Foto: Eduardo Sterzi

III Art (Hi)stories

Artist sweetens
art dealer's coffee
with menstrual blood

Tattooist makes small
incisions on inner thighs
and consumes the fresh blood

Michele prefers pig's
blood, which is easily
found at the market

In artistic experiment,
Frenchwoman injects horse blood
and feels extra-human

“I just try to avoid the
neck area: it's so cliché,”
says American

At the vernissage they
will serve Bloody Marys
made with real blood

It was Beuys
himself who
killed the hare

When the Deluge
of blood comes
Noah won't have an ark

Franklin went to see
a vampire movie
and thought of a poem

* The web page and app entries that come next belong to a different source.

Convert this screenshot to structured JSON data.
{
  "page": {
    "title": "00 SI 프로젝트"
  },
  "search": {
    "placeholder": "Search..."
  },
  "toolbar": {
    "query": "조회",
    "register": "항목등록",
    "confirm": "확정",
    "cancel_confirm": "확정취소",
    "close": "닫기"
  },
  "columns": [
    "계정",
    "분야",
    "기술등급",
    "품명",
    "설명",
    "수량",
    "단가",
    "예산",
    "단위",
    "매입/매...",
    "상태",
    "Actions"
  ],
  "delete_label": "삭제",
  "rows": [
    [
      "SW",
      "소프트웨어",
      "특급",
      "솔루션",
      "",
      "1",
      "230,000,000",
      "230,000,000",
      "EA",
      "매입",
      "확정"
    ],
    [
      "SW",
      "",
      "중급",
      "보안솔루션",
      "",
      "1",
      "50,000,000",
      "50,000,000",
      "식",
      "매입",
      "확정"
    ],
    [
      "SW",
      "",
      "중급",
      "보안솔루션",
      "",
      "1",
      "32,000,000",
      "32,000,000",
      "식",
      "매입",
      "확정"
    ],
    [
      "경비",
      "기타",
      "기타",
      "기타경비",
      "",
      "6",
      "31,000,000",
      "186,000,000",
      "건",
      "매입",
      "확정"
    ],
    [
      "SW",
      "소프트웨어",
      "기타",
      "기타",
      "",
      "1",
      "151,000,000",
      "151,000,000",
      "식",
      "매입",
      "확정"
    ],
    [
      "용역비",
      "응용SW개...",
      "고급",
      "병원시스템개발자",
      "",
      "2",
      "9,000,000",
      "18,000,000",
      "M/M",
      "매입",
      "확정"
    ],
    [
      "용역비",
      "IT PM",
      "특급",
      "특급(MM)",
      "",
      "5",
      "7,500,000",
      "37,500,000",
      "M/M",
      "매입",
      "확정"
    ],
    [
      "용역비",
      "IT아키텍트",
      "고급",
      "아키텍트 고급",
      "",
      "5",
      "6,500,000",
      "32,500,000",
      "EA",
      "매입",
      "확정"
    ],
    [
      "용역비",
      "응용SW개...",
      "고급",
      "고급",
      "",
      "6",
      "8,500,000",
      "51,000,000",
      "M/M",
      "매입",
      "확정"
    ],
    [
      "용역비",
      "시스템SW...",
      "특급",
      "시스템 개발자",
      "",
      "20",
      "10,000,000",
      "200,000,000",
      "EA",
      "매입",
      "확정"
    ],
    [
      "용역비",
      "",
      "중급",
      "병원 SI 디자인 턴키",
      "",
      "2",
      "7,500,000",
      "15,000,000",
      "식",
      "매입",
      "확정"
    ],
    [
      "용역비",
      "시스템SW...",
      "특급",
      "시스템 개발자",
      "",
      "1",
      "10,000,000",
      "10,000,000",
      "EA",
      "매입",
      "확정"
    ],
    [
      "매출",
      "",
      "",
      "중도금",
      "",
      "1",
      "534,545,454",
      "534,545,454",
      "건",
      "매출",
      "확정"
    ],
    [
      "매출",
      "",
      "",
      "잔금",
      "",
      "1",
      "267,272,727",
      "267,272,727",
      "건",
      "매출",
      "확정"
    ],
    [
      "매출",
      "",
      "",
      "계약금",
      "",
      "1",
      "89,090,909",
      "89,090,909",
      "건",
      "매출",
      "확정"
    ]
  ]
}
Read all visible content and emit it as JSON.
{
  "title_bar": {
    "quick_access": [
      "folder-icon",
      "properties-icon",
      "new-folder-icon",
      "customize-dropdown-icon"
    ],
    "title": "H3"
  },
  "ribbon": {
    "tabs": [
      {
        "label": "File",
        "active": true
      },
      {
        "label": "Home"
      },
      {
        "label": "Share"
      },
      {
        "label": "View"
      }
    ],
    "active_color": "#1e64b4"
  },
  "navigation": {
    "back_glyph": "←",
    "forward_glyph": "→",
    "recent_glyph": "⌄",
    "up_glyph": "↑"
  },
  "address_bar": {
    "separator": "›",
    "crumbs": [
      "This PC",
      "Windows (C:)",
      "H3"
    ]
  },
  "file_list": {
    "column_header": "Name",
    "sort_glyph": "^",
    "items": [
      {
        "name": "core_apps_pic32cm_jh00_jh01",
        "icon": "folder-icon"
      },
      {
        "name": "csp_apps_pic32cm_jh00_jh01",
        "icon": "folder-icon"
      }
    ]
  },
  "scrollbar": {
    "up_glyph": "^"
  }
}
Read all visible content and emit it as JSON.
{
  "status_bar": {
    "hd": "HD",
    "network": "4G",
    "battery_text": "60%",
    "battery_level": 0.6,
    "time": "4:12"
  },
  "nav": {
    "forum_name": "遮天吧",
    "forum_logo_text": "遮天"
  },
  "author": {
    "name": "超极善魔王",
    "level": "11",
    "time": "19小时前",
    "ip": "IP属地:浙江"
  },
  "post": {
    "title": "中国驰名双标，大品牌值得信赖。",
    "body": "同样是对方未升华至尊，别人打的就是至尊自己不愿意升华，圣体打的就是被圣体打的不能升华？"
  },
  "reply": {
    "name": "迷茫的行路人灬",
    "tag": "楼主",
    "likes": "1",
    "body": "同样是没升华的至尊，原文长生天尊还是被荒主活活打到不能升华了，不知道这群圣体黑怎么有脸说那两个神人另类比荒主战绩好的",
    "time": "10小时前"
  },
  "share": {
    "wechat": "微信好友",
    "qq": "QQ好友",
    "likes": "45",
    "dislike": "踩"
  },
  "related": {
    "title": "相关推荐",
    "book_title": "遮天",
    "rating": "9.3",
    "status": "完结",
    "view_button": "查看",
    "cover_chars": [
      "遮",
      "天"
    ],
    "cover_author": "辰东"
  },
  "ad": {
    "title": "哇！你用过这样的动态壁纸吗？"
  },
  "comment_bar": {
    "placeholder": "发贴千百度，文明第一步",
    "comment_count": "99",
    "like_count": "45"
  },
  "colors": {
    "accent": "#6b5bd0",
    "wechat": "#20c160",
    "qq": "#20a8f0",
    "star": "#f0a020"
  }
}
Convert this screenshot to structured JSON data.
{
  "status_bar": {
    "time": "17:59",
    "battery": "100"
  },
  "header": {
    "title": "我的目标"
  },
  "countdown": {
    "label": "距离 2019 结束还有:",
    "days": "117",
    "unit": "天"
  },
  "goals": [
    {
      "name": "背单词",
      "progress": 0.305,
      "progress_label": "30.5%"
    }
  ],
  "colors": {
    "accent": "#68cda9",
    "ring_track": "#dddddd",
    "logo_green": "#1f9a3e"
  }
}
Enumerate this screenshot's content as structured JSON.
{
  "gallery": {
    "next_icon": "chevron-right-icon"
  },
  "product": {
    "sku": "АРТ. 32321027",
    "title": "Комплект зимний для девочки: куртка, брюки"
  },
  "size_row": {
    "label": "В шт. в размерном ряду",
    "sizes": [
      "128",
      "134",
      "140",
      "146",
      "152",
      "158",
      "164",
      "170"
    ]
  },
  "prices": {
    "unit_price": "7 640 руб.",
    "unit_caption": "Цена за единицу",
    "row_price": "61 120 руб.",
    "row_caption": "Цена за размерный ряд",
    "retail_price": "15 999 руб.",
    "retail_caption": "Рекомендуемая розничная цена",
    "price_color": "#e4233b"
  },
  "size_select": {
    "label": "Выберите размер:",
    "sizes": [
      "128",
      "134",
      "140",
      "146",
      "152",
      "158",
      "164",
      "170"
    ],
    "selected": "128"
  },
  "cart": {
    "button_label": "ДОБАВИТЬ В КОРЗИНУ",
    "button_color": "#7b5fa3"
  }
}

Veronica Stigger is a writer, art critic and university professor. Her published works of fiction include Os anões (Cosac Naify, 2010), Delírio de Damasco (Cultura e Barbárie, 2012), Opisanie świata (Cosac Naify, 2013) and Sul (34, 2016), as well as the children's books Dora e o sol (34, 2010) and Onde a onça bebe água (SESC São Carlos, 2012; Cosac Naify, 2015). For Opisanie świata, her first novel, she was awarded the Machado de Assis prize, the São Paulo (Debut Author) prize and Açorianos prize (Long Narrative). ​

Translation: Zoë Perry